Android security updates: The Android Security Bulletin for September 2023 is out! The security updates are available for Android versions 11, 12, and 13. Google says CVE-2023-35674 has seen active exploitation.

SCADA zero-day: A Chinese security researcher named Y4er has published an analysis of CVE-2023-39476, a pre-auth RCE vulnerability in Inductive Automation Ignition. The Ignition platform is a central hub that can be used to manage and automate SCADA equipment across plant floors. The vulnerability was publicly disclosed in August and has yet to be patched.

API leaks in top sites: Security researchers from Haksec and Truffle Security say that 4,500 of the top one million most visited websites are leaking credentials and API keys via misconfigured source code repositories. AWS and GitHub keys accounted for 45% of all leaked credentials, and the vast majority of GitHub credentials had admin access.

Windows Container Isolation Framework abuse: DeepInstinct researchers describe how threat actors can abuse the Windows Container Isolation Framework to hide their malware from security products inside custom Windows containers. PoC included.

WP zombie plugins: Security firm Patchstack says 404 vulnerabilities disclosed this year in WordPress plugins have yet to receive a patch. The vulnerabilities affect plugins that do not have contact information listed for their developers. Patchstack says it worked with the WordPress team to permanently close and remove 289 of the zombie plugins, but six are still live. The company says it is in the process of trying to get patched more than 200 similar vulnerabilities impacting zombie themes listed on the official WordPress repository.

CISA KEV update: 117 actively exploited vulnerabilities have been added this year to the CISA KEV database, according to Nucleus Security's Patrick Garrity. With four months left to go, expect the number to go over 150 this year.

Image via Patrick Garrity, Nucleus Security

Infosec industry

New tool—Caldera for OT: CISA and MITRE have released a project named Caldera for OT. The project adds OT-specific plugins to the MITRE Caldera adversary emulation framework.
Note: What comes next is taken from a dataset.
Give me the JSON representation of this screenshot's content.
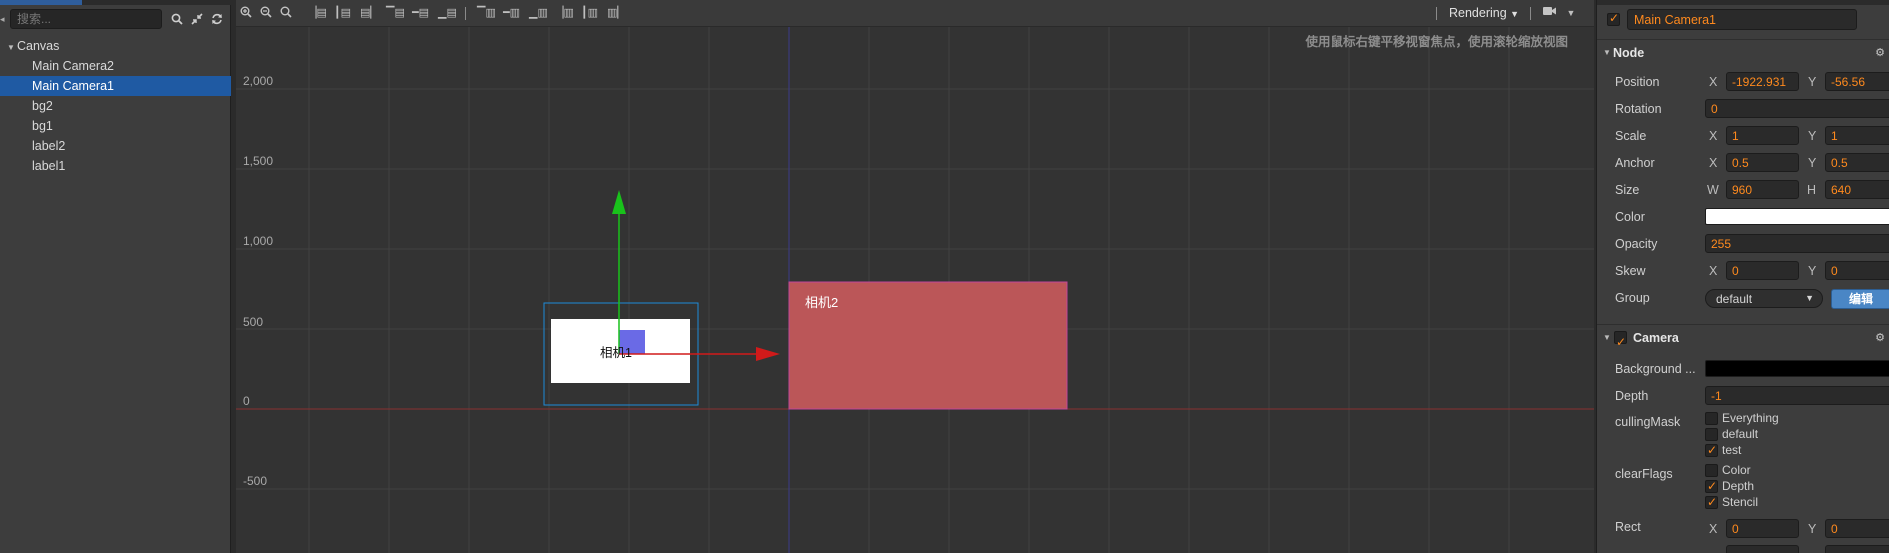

Geoff Chappell: The cybersecurity industry mourns the passing of Geoff Chappell, a member of the infosec community for more than three decades. He is best known for his early work in reverse engineering Windows internals.

Risky Business Podcasts
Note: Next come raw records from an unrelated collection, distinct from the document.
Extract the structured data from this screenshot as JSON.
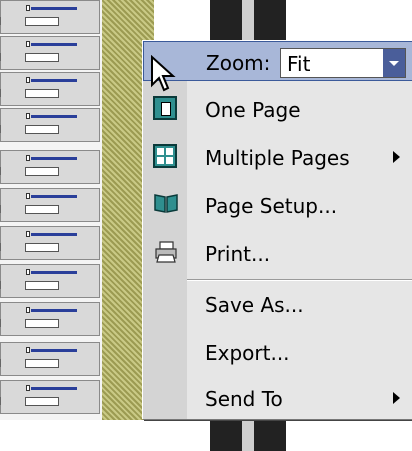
{
  "menu": {
    "zoom_label": "Zoom:",
    "zoom_value": "Fit",
    "items": [
      {
        "label": "One Page",
        "icon": "one-page-icon"
      },
      {
        "label": "Multiple Pages",
        "icon": "multiple-pages-icon",
        "submenu": true
      },
      {
        "label": "Page Setup...",
        "icon": "page-setup-book-icon"
      },
      {
        "label": "Print...",
        "icon": "printer-icon"
      },
      {
        "label": "Save As...",
        "icon": ""
      },
      {
        "label": "Export...",
        "icon": ""
      },
      {
        "label": "Send To",
        "icon": "",
        "submenu": true
      }
    ]
  },
  "colors": {
    "highlight": "#a8b7d8",
    "menu_bg": "#e6e6e6",
    "hatch": "#9c9b52"
  }
}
In this edition of Between Two Nerds, Tom Uren and The Grugq look at how companies often make unilateral decisions that constrain states' behavior, for better and worse.